The wife of Troy Goode said back in 2015 Southaven police officers used excessive force when they put Goode in the "hogtie" position and he died. A Federal civil trial against the city of Southaven and the police officers involved is set for July.
Friends and family said they have been waiting six years for their day in court.
"We are still out here wondering if there is going to be justice for him, if there is going to be closure for him," said Goode's friend Sam Maroon.
According to court records, Goode was on drugs when he encountered police after leaving a Widespread Panic concert. Maroon said police went too far when they put him in what's called a prone - or hogtie - position.
"The way I saw Troy struggling against the restraint, I knew there was a problem," said witness David McLaughlin.
McLaughlin was there when police hogtied Goode hands and feet together and emergency workers put him in an ambulance. McLaughlin's son shot cell phone video. An attorney by trade, McLaughlin was so bothered by what he saw, he said he walked up to the EMT and voiced his concern.
"I said I know what I am talking, about I've been involved with these cases. You are going to kill him.
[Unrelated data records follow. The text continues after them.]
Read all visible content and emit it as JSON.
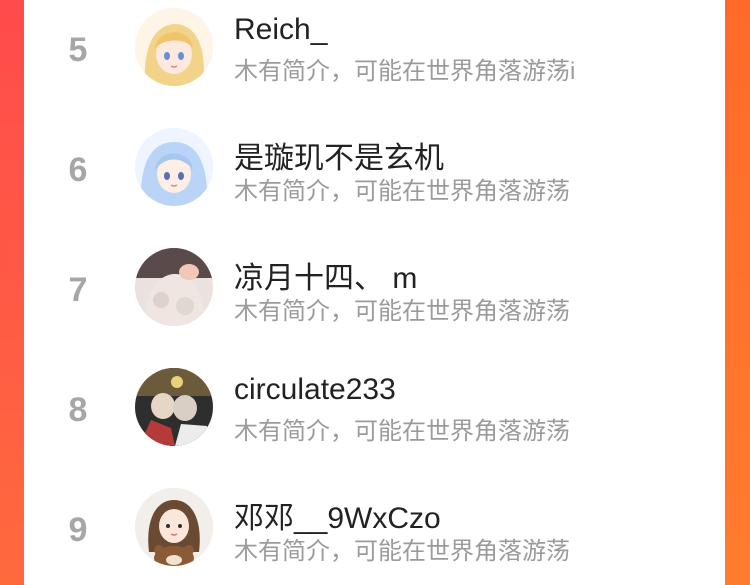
{
  "leaderboard": {
    "entries": [
      {
        "rank": "5",
        "name": "Reich_",
        "bio": "木有简介，可能在世界角落游荡i",
        "avatar_icon": "anime-girl-blonde-avatar-icon"
      },
      {
        "rank": "6",
        "name": "是璇玑不是玄机",
        "bio": "木有简介，可能在世界角落游荡",
        "avatar_icon": "anime-girl-blue-hair-avatar-icon"
      },
      {
        "rank": "7",
        "name": "凉月十四、 m",
        "bio": "木有简介，可能在世界角落游荡",
        "avatar_icon": "photo-person-fur-coat-avatar-icon"
      },
      {
        "rank": "8",
        "name": "circulate233",
        "bio": "木有简介，可能在世界角落游荡",
        "avatar_icon": "anime-two-characters-avatar-icon"
      },
      {
        "rank": "9",
        "name": "邓邓__9WxCzo",
        "bio": "木有简介，可能在世界角落游荡",
        "avatar_icon": "illustrated-girl-brown-bear-avatar-icon"
      }
    ]
  },
  "colors": {
    "page_bg_left": "#ff4b4b",
    "page_bg_right": "#ff7a2e",
    "rank_color": "#a6a6a6",
    "name_color": "#222222",
    "bio_color": "#9b9b9b"
  }
}
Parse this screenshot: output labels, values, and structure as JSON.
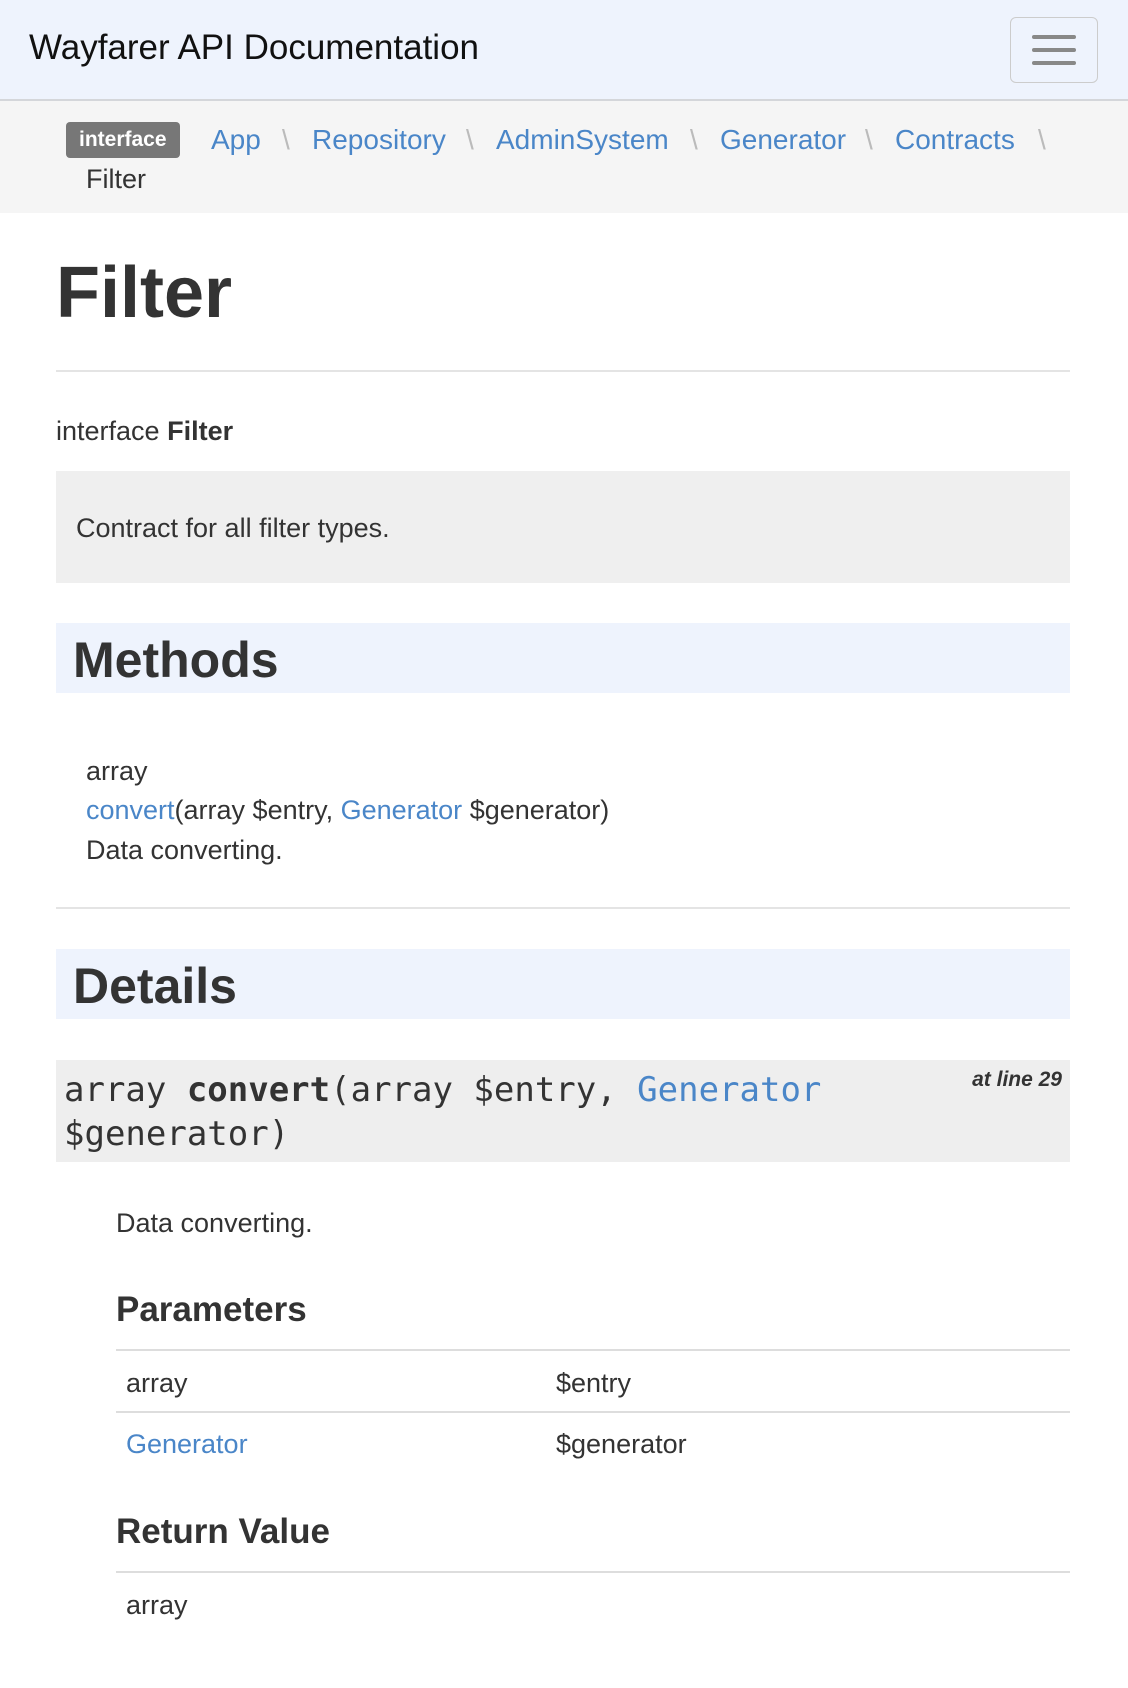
{
  "header": {
    "title": "Wayfarer API Documentation",
    "menu_icon": "hamburger-icon"
  },
  "breadcrumb": {
    "badge": "interface",
    "items": [
      "App",
      "Repository",
      "AdminSystem",
      "Generator",
      "Contracts"
    ],
    "separator": "\\",
    "current": "Filter"
  },
  "page": {
    "title": "Filter",
    "kind_prefix": "interface",
    "kind_name": "Filter",
    "description": "Contract for all filter types."
  },
  "methods": {
    "heading": "Methods",
    "items": [
      {
        "return_type": "array",
        "name": "convert",
        "sig_open": "(array $entry, ",
        "param_type": "Generator",
        "sig_close": " $generator)",
        "summary": "Data converting."
      }
    ]
  },
  "details": {
    "heading": "Details",
    "signature": {
      "return_type": "array ",
      "name": "convert",
      "args_pre": "(array $entry, ",
      "param_type": "Generator",
      "args_post": "$generator)"
    },
    "at_line": "at line 29",
    "description": "Data converting.",
    "parameters_heading": "Parameters",
    "parameters": [
      {
        "type": "array",
        "name": "$entry"
      },
      {
        "type": "Generator",
        "name": "$generator"
      }
    ],
    "return_heading": "Return Value",
    "return_type": "array"
  }
}
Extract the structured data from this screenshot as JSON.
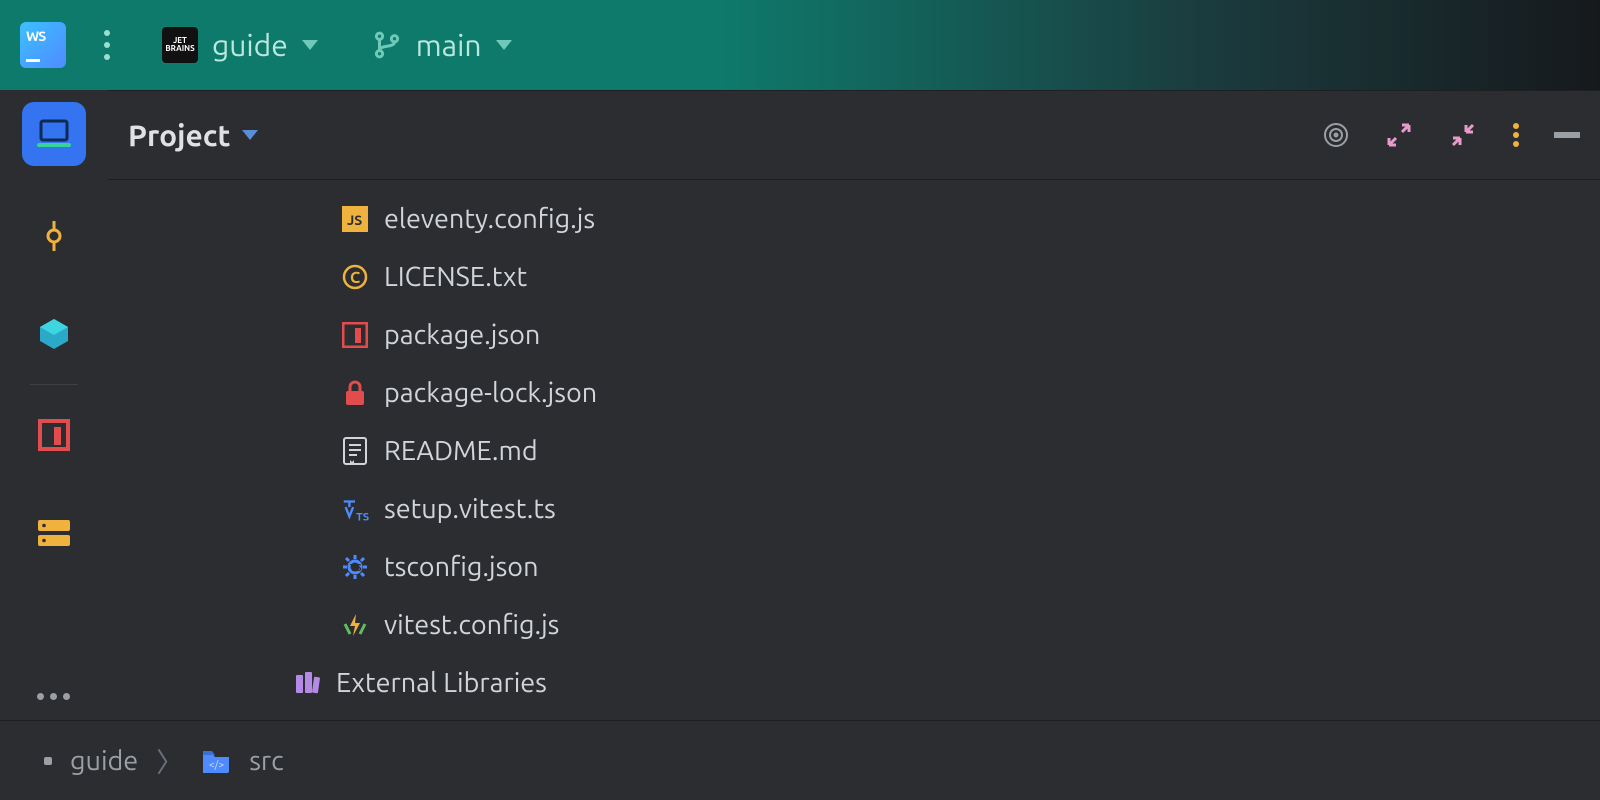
{
  "titlebar": {
    "project_label": "guide",
    "branch_label": "main"
  },
  "panel": {
    "title": "Project"
  },
  "tree": {
    "items": [
      {
        "icon": "js",
        "name": "eleventy.config.js"
      },
      {
        "icon": "copyright",
        "name": "LICENSE.txt"
      },
      {
        "icon": "npm",
        "name": "package.json"
      },
      {
        "icon": "lock",
        "name": "package-lock.json"
      },
      {
        "icon": "readme",
        "name": "README.md"
      },
      {
        "icon": "vitest-ts",
        "name": "setup.vitest.ts"
      },
      {
        "icon": "ts-gear",
        "name": "tsconfig.json"
      },
      {
        "icon": "vitest",
        "name": "vitest.config.js"
      }
    ],
    "external_label": "External Libraries"
  },
  "breadcrumbs": {
    "root": "guide",
    "folder": "src"
  }
}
I said that flat out - you are going to kill him - and he said, 'oh he is in good hands'," said McLaughlin.
According to court records, despite being told Goode had asthma, he was put in the ambulance on a gurney - even though a witness said Goode appeared to be in distress and struggling to breathe.
Once at the hospital, court records said police kept Goode face down in the hogtie position until he quit breathing.
"It's a dangerous policing maneuver," said McLaughlin.
McLaughlin said the hogtie position can make it difficult for some people to breathe, and is known to be dangerous by many in law enforcement.
"It's a dangerous thing when you are potentially going to deprive someone from oxygen," said Maroon.
"Ultimately the fault lies with the officers, but I am going to take it a step further and ultimately the fault lies with the training of the officers," said Maroon.
In the Goode case, when the officers involved tried to get out of being personally sued in the civil case, a judge found, "Hog-tying a non-violent drug affected person in a state of drug-induced psychosis and placing him in the prone position in an extended period of time is objectively unreasonable," and that "Hog-tying Troy violated clearly established law."
The officers involved in Goode case were never criminally charged or disciplined for what happened.
Maroon said a civil trial won't bring his friend back, but he hopes it will prevent this from happening to anyone else.
"I hope this and so many incidents so similar to this end in some sort of police reform," said Maroon. "It's terrible and it's got to change, and something has to change the way we police this country. "
A lawyer representing Southaven did not want to comment on this story or release a statement.